## What is being asked
Please repeat the whole listing verbatim.

## Source data
──────

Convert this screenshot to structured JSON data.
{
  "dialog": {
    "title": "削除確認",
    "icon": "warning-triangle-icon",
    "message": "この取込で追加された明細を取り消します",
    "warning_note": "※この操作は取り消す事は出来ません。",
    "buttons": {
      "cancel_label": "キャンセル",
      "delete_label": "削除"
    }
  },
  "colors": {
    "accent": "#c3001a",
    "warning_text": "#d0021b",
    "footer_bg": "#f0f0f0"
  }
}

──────

## Task solution
Convert this screenshot to structured JSON data.
{
  "dialog": {
    "title": "削除確認",
    "icon": "warning-triangle-icon",
    "message": "この取込で追加された明細を取り消します",
    "warning_note": "※この操作は取り消す事は出来ません。",
    "buttons": {
      "cancel_label": "キャンセル",
      "delete_label": "削除"
    }
  },
  "colors": {
    "accent": "#c3001a",
    "warning_text": "#d0021b",
    "footer_bg": "#f0f0f0"
  }
}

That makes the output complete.